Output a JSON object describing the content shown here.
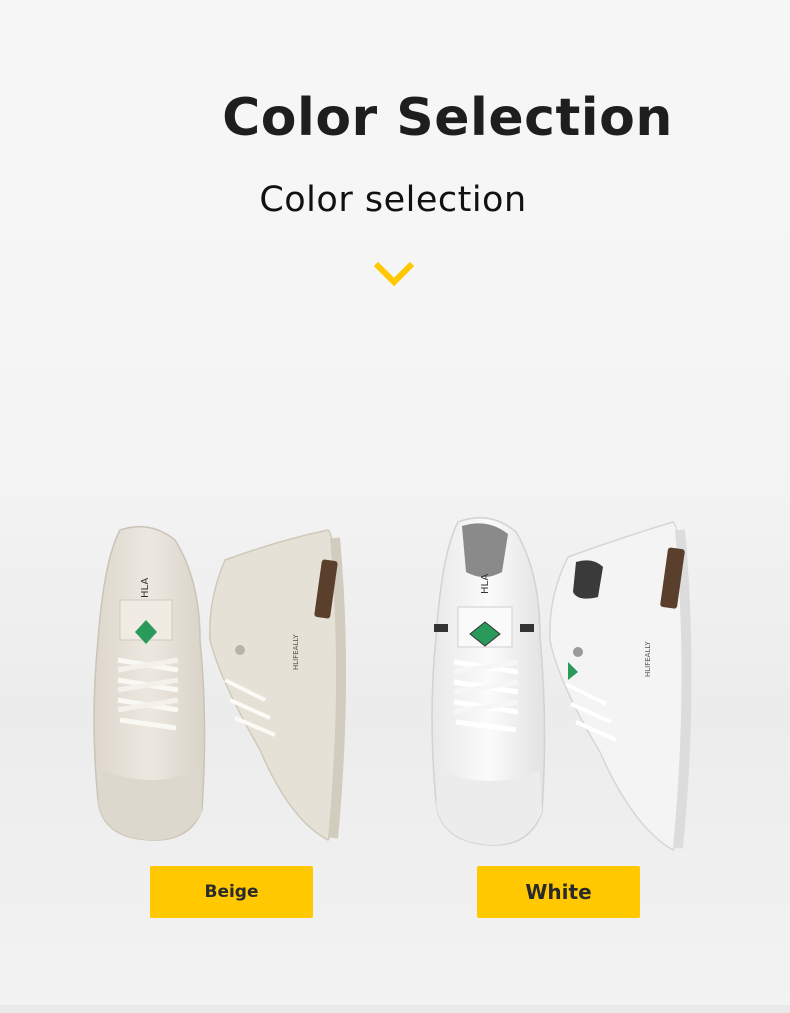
{
  "header": {
    "title": "Color Selection",
    "subtitle": "Color selection",
    "chevron_icon": "chevron-down-icon",
    "accent": "#ffc800"
  },
  "products": [
    {
      "label": "Beige",
      "color": "#e9e4da",
      "brand_tag": "HLIFEALLY",
      "tongue_text": "HLA"
    },
    {
      "label": "White",
      "color": "#f6f6f6",
      "brand_tag": "HLIFEALLY",
      "tongue_text": "HLA"
    }
  ]
}
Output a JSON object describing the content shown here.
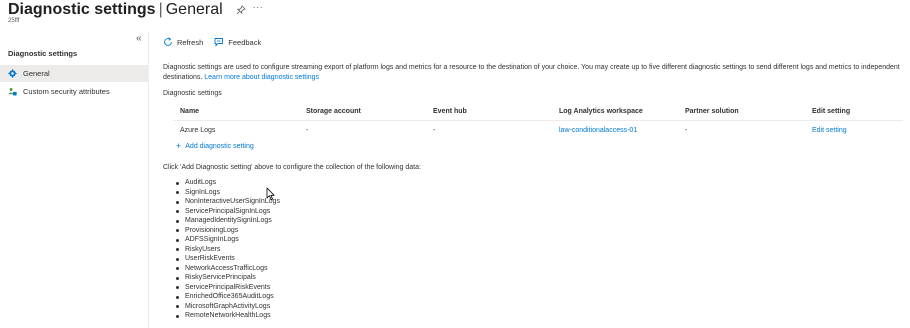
{
  "header": {
    "title": "Diagnostic settings",
    "separator": "|",
    "subtitle": "General",
    "tenant": "25fff",
    "more": "···"
  },
  "sidebar": {
    "collapse": "«",
    "title": "Diagnostic settings",
    "items": [
      {
        "label": "General",
        "icon": "gear-icon",
        "active": true
      },
      {
        "label": "Custom security attributes",
        "icon": "users-tag-icon",
        "active": false
      }
    ]
  },
  "toolbar": {
    "refresh_label": "Refresh",
    "feedback_label": "Feedback"
  },
  "description": {
    "text": "Diagnostic settings are used to configure streaming export of platform logs and metrics for a resource to the destination of your choice. You may create up to five different diagnostic settings to send different logs and metrics to independent destinations.",
    "link": "Learn more about diagnostic settings"
  },
  "settings": {
    "section_label": "Diagnostic settings",
    "columns": [
      "Name",
      "Storage account",
      "Event hub",
      "Log Analytics workspace",
      "Partner solution",
      "Edit setting"
    ],
    "rows": [
      {
        "name": "Azure Logs",
        "storage": "-",
        "eventhub": "-",
        "workspace": "law-conditionalaccess-01",
        "partner": "-",
        "edit": "Edit setting"
      }
    ],
    "add_label": "Add diagnostic setting"
  },
  "hint": "Click 'Add Diagnostic setting' above to configure the collection of the following data:",
  "log_types": [
    "AuditLogs",
    "SignInLogs",
    "NonInteractiveUserSignInLogs",
    "ServicePrincipalSignInLogs",
    "ManagedIdentitySignInLogs",
    "ProvisioningLogs",
    "ADFSSignInLogs",
    "RiskyUsers",
    "UserRiskEvents",
    "NetworkAccessTrafficLogs",
    "RiskyServicePrincipals",
    "ServicePrincipalRiskEvents",
    "EnrichedOffice365AuditLogs",
    "MicrosoftGraphActivityLogs",
    "RemoteNetworkHealthLogs"
  ],
  "colors": {
    "accent": "#0078d4",
    "text": "#323130",
    "active_bg": "#edebe9"
  }
}
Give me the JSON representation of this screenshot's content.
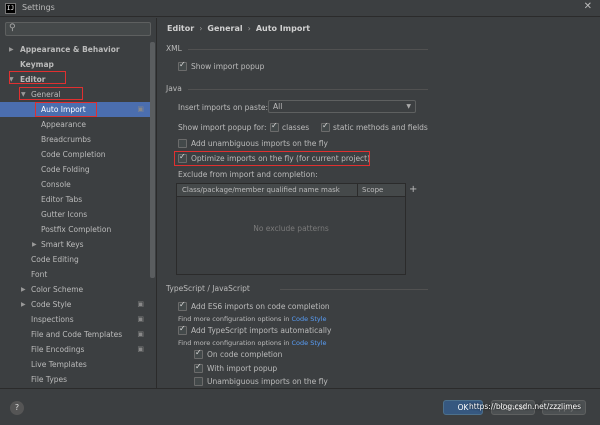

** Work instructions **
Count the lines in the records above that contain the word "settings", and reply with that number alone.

** Output **
6